- GIVEN DATA
--- START ---

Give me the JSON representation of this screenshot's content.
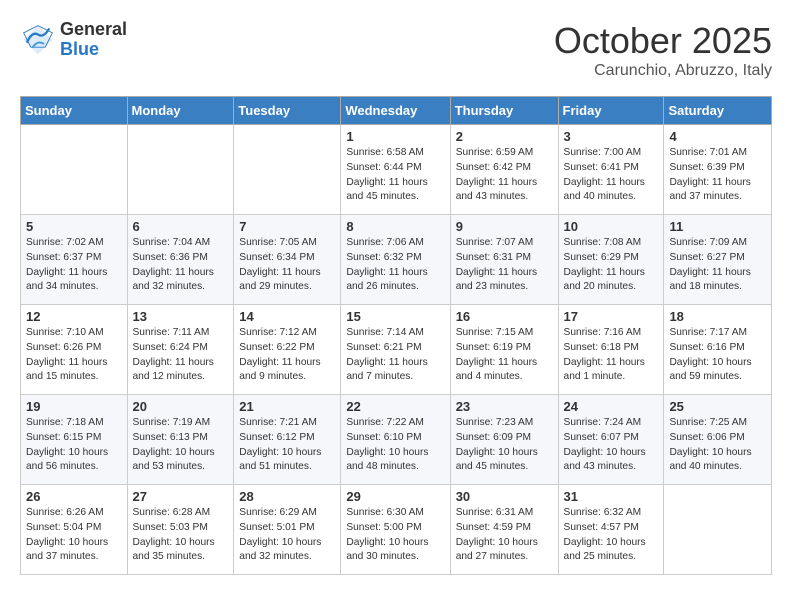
{
  "header": {
    "logo_general": "General",
    "logo_blue": "Blue",
    "month_title": "October 2025",
    "location": "Carunchio, Abruzzo, Italy"
  },
  "weekdays": [
    "Sunday",
    "Monday",
    "Tuesday",
    "Wednesday",
    "Thursday",
    "Friday",
    "Saturday"
  ],
  "weeks": [
    [
      {
        "day": "",
        "sunrise": "",
        "sunset": "",
        "daylight": ""
      },
      {
        "day": "",
        "sunrise": "",
        "sunset": "",
        "daylight": ""
      },
      {
        "day": "",
        "sunrise": "",
        "sunset": "",
        "daylight": ""
      },
      {
        "day": "1",
        "sunrise": "Sunrise: 6:58 AM",
        "sunset": "Sunset: 6:44 PM",
        "daylight": "Daylight: 11 hours and 45 minutes."
      },
      {
        "day": "2",
        "sunrise": "Sunrise: 6:59 AM",
        "sunset": "Sunset: 6:42 PM",
        "daylight": "Daylight: 11 hours and 43 minutes."
      },
      {
        "day": "3",
        "sunrise": "Sunrise: 7:00 AM",
        "sunset": "Sunset: 6:41 PM",
        "daylight": "Daylight: 11 hours and 40 minutes."
      },
      {
        "day": "4",
        "sunrise": "Sunrise: 7:01 AM",
        "sunset": "Sunset: 6:39 PM",
        "daylight": "Daylight: 11 hours and 37 minutes."
      }
    ],
    [
      {
        "day": "5",
        "sunrise": "Sunrise: 7:02 AM",
        "sunset": "Sunset: 6:37 PM",
        "daylight": "Daylight: 11 hours and 34 minutes."
      },
      {
        "day": "6",
        "sunrise": "Sunrise: 7:04 AM",
        "sunset": "Sunset: 6:36 PM",
        "daylight": "Daylight: 11 hours and 32 minutes."
      },
      {
        "day": "7",
        "sunrise": "Sunrise: 7:05 AM",
        "sunset": "Sunset: 6:34 PM",
        "daylight": "Daylight: 11 hours and 29 minutes."
      },
      {
        "day": "8",
        "sunrise": "Sunrise: 7:06 AM",
        "sunset": "Sunset: 6:32 PM",
        "daylight": "Daylight: 11 hours and 26 minutes."
      },
      {
        "day": "9",
        "sunrise": "Sunrise: 7:07 AM",
        "sunset": "Sunset: 6:31 PM",
        "daylight": "Daylight: 11 hours and 23 minutes."
      },
      {
        "day": "10",
        "sunrise": "Sunrise: 7:08 AM",
        "sunset": "Sunset: 6:29 PM",
        "daylight": "Daylight: 11 hours and 20 minutes."
      },
      {
        "day": "11",
        "sunrise": "Sunrise: 7:09 AM",
        "sunset": "Sunset: 6:27 PM",
        "daylight": "Daylight: 11 hours and 18 minutes."
      }
    ],
    [
      {
        "day": "12",
        "sunrise": "Sunrise: 7:10 AM",
        "sunset": "Sunset: 6:26 PM",
        "daylight": "Daylight: 11 hours and 15 minutes."
      },
      {
        "day": "13",
        "sunrise": "Sunrise: 7:11 AM",
        "sunset": "Sunset: 6:24 PM",
        "daylight": "Daylight: 11 hours and 12 minutes."
      },
      {
        "day": "14",
        "sunrise": "Sunrise: 7:12 AM",
        "sunset": "Sunset: 6:22 PM",
        "daylight": "Daylight: 11 hours and 9 minutes."
      },
      {
        "day": "15",
        "sunrise": "Sunrise: 7:14 AM",
        "sunset": "Sunset: 6:21 PM",
        "daylight": "Daylight: 11 hours and 7 minutes."
      },
      {
        "day": "16",
        "sunrise": "Sunrise: 7:15 AM",
        "sunset": "Sunset: 6:19 PM",
        "daylight": "Daylight: 11 hours and 4 minutes."
      },
      {
        "day": "17",
        "sunrise": "Sunrise: 7:16 AM",
        "sunset": "Sunset: 6:18 PM",
        "daylight": "Daylight: 11 hours and 1 minute."
      },
      {
        "day": "18",
        "sunrise": "Sunrise: 7:17 AM",
        "sunset": "Sunset: 6:16 PM",
        "daylight": "Daylight: 10 hours and 59 minutes."
      }
    ],
    [
      {
        "day": "19",
        "sunrise": "Sunrise: 7:18 AM",
        "sunset": "Sunset: 6:15 PM",
        "daylight": "Daylight: 10 hours and 56 minutes."
      },
      {
        "day": "20",
        "sunrise": "Sunrise: 7:19 AM",
        "sunset": "Sunset: 6:13 PM",
        "daylight": "Daylight: 10 hours and 53 minutes."
      },
      {
        "day": "21",
        "sunrise": "Sunrise: 7:21 AM",
        "sunset": "Sunset: 6:12 PM",
        "daylight": "Daylight: 10 hours and 51 minutes."
      },
      {
        "day": "22",
        "sunrise": "Sunrise: 7:22 AM",
        "sunset": "Sunset: 6:10 PM",
        "daylight": "Daylight: 10 hours and 48 minutes."
      },
      {
        "day": "23",
        "sunrise": "Sunrise: 7:23 AM",
        "sunset": "Sunset: 6:09 PM",
        "daylight": "Daylight: 10 hours and 45 minutes."
      },
      {
        "day": "24",
        "sunrise": "Sunrise: 7:24 AM",
        "sunset": "Sunset: 6:07 PM",
        "daylight": "Daylight: 10 hours and 43 minutes."
      },
      {
        "day": "25",
        "sunrise": "Sunrise: 7:25 AM",
        "sunset": "Sunset: 6:06 PM",
        "daylight": "Daylight: 10 hours and 40 minutes."
      }
    ],
    [
      {
        "day": "26",
        "sunrise": "Sunrise: 6:26 AM",
        "sunset": "Sunset: 5:04 PM",
        "daylight": "Daylight: 10 hours and 37 minutes."
      },
      {
        "day": "27",
        "sunrise": "Sunrise: 6:28 AM",
        "sunset": "Sunset: 5:03 PM",
        "daylight": "Daylight: 10 hours and 35 minutes."
      },
      {
        "day": "28",
        "sunrise": "Sunrise: 6:29 AM",
        "sunset": "Sunset: 5:01 PM",
        "daylight": "Daylight: 10 hours and 32 minutes."
      },
      {
        "day": "29",
        "sunrise": "Sunrise: 6:30 AM",
        "sunset": "Sunset: 5:00 PM",
        "daylight": "Daylight: 10 hours and 30 minutes."
      },
      {
        "day": "30",
        "sunrise": "Sunrise: 6:31 AM",
        "sunset": "Sunset: 4:59 PM",
        "daylight": "Daylight: 10 hours and 27 minutes."
      },
      {
        "day": "31",
        "sunrise": "Sunrise: 6:32 AM",
        "sunset": "Sunset: 4:57 PM",
        "daylight": "Daylight: 10 hours and 25 minutes."
      },
      {
        "day": "",
        "sunrise": "",
        "sunset": "",
        "daylight": ""
      }
    ]
  ]
}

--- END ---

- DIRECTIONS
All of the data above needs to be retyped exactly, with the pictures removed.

- ANSWER
Give me the JSON representation of this screenshot's content.
{
  "header": {
    "logo_general": "General",
    "logo_blue": "Blue",
    "month_title": "October 2025",
    "location": "Carunchio, Abruzzo, Italy"
  },
  "weekdays": [
    "Sunday",
    "Monday",
    "Tuesday",
    "Wednesday",
    "Thursday",
    "Friday",
    "Saturday"
  ],
  "weeks": [
    [
      {
        "day": "",
        "sunrise": "",
        "sunset": "",
        "daylight": ""
      },
      {
        "day": "",
        "sunrise": "",
        "sunset": "",
        "daylight": ""
      },
      {
        "day": "",
        "sunrise": "",
        "sunset": "",
        "daylight": ""
      },
      {
        "day": "1",
        "sunrise": "Sunrise: 6:58 AM",
        "sunset": "Sunset: 6:44 PM",
        "daylight": "Daylight: 11 hours and 45 minutes."
      },
      {
        "day": "2",
        "sunrise": "Sunrise: 6:59 AM",
        "sunset": "Sunset: 6:42 PM",
        "daylight": "Daylight: 11 hours and 43 minutes."
      },
      {
        "day": "3",
        "sunrise": "Sunrise: 7:00 AM",
        "sunset": "Sunset: 6:41 PM",
        "daylight": "Daylight: 11 hours and 40 minutes."
      },
      {
        "day": "4",
        "sunrise": "Sunrise: 7:01 AM",
        "sunset": "Sunset: 6:39 PM",
        "daylight": "Daylight: 11 hours and 37 minutes."
      }
    ],
    [
      {
        "day": "5",
        "sunrise": "Sunrise: 7:02 AM",
        "sunset": "Sunset: 6:37 PM",
        "daylight": "Daylight: 11 hours and 34 minutes."
      },
      {
        "day": "6",
        "sunrise": "Sunrise: 7:04 AM",
        "sunset": "Sunset: 6:36 PM",
        "daylight": "Daylight: 11 hours and 32 minutes."
      },
      {
        "day": "7",
        "sunrise": "Sunrise: 7:05 AM",
        "sunset": "Sunset: 6:34 PM",
        "daylight": "Daylight: 11 hours and 29 minutes."
      },
      {
        "day": "8",
        "sunrise": "Sunrise: 7:06 AM",
        "sunset": "Sunset: 6:32 PM",
        "daylight": "Daylight: 11 hours and 26 minutes."
      },
      {
        "day": "9",
        "sunrise": "Sunrise: 7:07 AM",
        "sunset": "Sunset: 6:31 PM",
        "daylight": "Daylight: 11 hours and 23 minutes."
      },
      {
        "day": "10",
        "sunrise": "Sunrise: 7:08 AM",
        "sunset": "Sunset: 6:29 PM",
        "daylight": "Daylight: 11 hours and 20 minutes."
      },
      {
        "day": "11",
        "sunrise": "Sunrise: 7:09 AM",
        "sunset": "Sunset: 6:27 PM",
        "daylight": "Daylight: 11 hours and 18 minutes."
      }
    ],
    [
      {
        "day": "12",
        "sunrise": "Sunrise: 7:10 AM",
        "sunset": "Sunset: 6:26 PM",
        "daylight": "Daylight: 11 hours and 15 minutes."
      },
      {
        "day": "13",
        "sunrise": "Sunrise: 7:11 AM",
        "sunset": "Sunset: 6:24 PM",
        "daylight": "Daylight: 11 hours and 12 minutes."
      },
      {
        "day": "14",
        "sunrise": "Sunrise: 7:12 AM",
        "sunset": "Sunset: 6:22 PM",
        "daylight": "Daylight: 11 hours and 9 minutes."
      },
      {
        "day": "15",
        "sunrise": "Sunrise: 7:14 AM",
        "sunset": "Sunset: 6:21 PM",
        "daylight": "Daylight: 11 hours and 7 minutes."
      },
      {
        "day": "16",
        "sunrise": "Sunrise: 7:15 AM",
        "sunset": "Sunset: 6:19 PM",
        "daylight": "Daylight: 11 hours and 4 minutes."
      },
      {
        "day": "17",
        "sunrise": "Sunrise: 7:16 AM",
        "sunset": "Sunset: 6:18 PM",
        "daylight": "Daylight: 11 hours and 1 minute."
      },
      {
        "day": "18",
        "sunrise": "Sunrise: 7:17 AM",
        "sunset": "Sunset: 6:16 PM",
        "daylight": "Daylight: 10 hours and 59 minutes."
      }
    ],
    [
      {
        "day": "19",
        "sunrise": "Sunrise: 7:18 AM",
        "sunset": "Sunset: 6:15 PM",
        "daylight": "Daylight: 10 hours and 56 minutes."
      },
      {
        "day": "20",
        "sunrise": "Sunrise: 7:19 AM",
        "sunset": "Sunset: 6:13 PM",
        "daylight": "Daylight: 10 hours and 53 minutes."
      },
      {
        "day": "21",
        "sunrise": "Sunrise: 7:21 AM",
        "sunset": "Sunset: 6:12 PM",
        "daylight": "Daylight: 10 hours and 51 minutes."
      },
      {
        "day": "22",
        "sunrise": "Sunrise: 7:22 AM",
        "sunset": "Sunset: 6:10 PM",
        "daylight": "Daylight: 10 hours and 48 minutes."
      },
      {
        "day": "23",
        "sunrise": "Sunrise: 7:23 AM",
        "sunset": "Sunset: 6:09 PM",
        "daylight": "Daylight: 10 hours and 45 minutes."
      },
      {
        "day": "24",
        "sunrise": "Sunrise: 7:24 AM",
        "sunset": "Sunset: 6:07 PM",
        "daylight": "Daylight: 10 hours and 43 minutes."
      },
      {
        "day": "25",
        "sunrise": "Sunrise: 7:25 AM",
        "sunset": "Sunset: 6:06 PM",
        "daylight": "Daylight: 10 hours and 40 minutes."
      }
    ],
    [
      {
        "day": "26",
        "sunrise": "Sunrise: 6:26 AM",
        "sunset": "Sunset: 5:04 PM",
        "daylight": "Daylight: 10 hours and 37 minutes."
      },
      {
        "day": "27",
        "sunrise": "Sunrise: 6:28 AM",
        "sunset": "Sunset: 5:03 PM",
        "daylight": "Daylight: 10 hours and 35 minutes."
      },
      {
        "day": "28",
        "sunrise": "Sunrise: 6:29 AM",
        "sunset": "Sunset: 5:01 PM",
        "daylight": "Daylight: 10 hours and 32 minutes."
      },
      {
        "day": "29",
        "sunrise": "Sunrise: 6:30 AM",
        "sunset": "Sunset: 5:00 PM",
        "daylight": "Daylight: 10 hours and 30 minutes."
      },
      {
        "day": "30",
        "sunrise": "Sunrise: 6:31 AM",
        "sunset": "Sunset: 4:59 PM",
        "daylight": "Daylight: 10 hours and 27 minutes."
      },
      {
        "day": "31",
        "sunrise": "Sunrise: 6:32 AM",
        "sunset": "Sunset: 4:57 PM",
        "daylight": "Daylight: 10 hours and 25 minutes."
      },
      {
        "day": "",
        "sunrise": "",
        "sunset": "",
        "daylight": ""
      }
    ]
  ]
}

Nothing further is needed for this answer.